According to the 2014 HR@Moore Survey of Chief HR Officers by the Darla Moore School of Business at the University of South Carolina, 78% of respondents indicated their health insurance costs have risen (by an average of 7.73%), and 37% reported their labor costs have increased (by an average of 5.6%) as a direct consequence of the Patient Protection and Affordable Care Act (ACA).
Companies have sought to mitigate the increased cost by pushing cost and responsibility to employees, as 73% have moved or will move employees to consumer directed health plans, and 71% have raised or will raise employee contributions toward health insurance.
In addition, while not nearly as prevalent, 30% of firms have or will move their pre-65 retirees to ACA-enabled exchanges, 27% have or will cut back coverage eligibility, and 24% have or will more rigorously ensure part-time workers work fewer than 30 hours per week.

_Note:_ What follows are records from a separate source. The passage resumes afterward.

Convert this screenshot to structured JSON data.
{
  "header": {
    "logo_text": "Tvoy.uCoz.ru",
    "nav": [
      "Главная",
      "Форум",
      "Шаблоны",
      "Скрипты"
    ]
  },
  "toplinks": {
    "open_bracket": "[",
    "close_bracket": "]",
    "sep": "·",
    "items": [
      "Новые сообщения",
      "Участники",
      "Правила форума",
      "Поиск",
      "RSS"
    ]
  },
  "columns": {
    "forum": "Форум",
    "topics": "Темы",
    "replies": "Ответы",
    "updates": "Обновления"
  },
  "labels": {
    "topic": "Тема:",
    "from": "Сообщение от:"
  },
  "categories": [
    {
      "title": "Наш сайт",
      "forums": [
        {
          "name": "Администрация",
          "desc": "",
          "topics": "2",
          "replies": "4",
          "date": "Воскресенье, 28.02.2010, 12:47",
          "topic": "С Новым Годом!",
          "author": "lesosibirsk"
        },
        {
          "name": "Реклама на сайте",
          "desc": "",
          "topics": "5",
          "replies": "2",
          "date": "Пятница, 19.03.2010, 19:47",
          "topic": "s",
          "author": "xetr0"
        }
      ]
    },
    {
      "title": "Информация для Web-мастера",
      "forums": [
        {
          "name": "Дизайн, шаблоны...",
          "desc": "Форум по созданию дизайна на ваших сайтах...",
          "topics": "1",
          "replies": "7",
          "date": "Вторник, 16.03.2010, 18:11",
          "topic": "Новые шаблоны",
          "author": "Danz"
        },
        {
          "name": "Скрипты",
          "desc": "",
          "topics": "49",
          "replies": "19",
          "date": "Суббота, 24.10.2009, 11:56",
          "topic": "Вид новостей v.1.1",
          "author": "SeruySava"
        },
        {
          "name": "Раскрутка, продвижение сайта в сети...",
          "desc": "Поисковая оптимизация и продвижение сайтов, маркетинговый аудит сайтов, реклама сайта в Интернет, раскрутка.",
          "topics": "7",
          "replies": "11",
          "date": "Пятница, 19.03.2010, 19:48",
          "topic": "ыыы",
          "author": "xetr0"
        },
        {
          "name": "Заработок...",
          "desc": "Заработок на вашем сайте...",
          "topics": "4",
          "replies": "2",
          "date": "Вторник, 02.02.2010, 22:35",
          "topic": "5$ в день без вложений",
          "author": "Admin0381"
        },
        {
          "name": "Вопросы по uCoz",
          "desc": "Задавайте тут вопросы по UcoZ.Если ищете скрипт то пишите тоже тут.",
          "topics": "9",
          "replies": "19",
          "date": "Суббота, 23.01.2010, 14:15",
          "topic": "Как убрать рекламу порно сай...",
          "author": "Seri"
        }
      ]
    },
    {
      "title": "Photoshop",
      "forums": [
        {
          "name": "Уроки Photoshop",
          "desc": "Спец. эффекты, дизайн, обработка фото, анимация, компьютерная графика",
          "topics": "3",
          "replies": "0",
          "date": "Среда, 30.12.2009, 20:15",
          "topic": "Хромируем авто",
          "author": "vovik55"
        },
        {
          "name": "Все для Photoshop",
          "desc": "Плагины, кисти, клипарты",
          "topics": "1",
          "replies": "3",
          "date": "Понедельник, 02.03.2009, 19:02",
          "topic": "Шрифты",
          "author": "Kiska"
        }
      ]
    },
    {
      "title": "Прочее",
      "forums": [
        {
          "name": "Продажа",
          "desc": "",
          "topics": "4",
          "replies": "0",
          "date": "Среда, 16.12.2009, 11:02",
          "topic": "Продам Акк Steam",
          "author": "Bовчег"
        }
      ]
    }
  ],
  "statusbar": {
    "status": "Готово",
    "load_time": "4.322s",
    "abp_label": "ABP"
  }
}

Twelve percent of respondents indicated they have or will increase the proportion of part-time workers, and 10% have or will limit the number of full-time hires.
The survey report is here.
« Why Rebalancing Retirement Plan Investments Is Important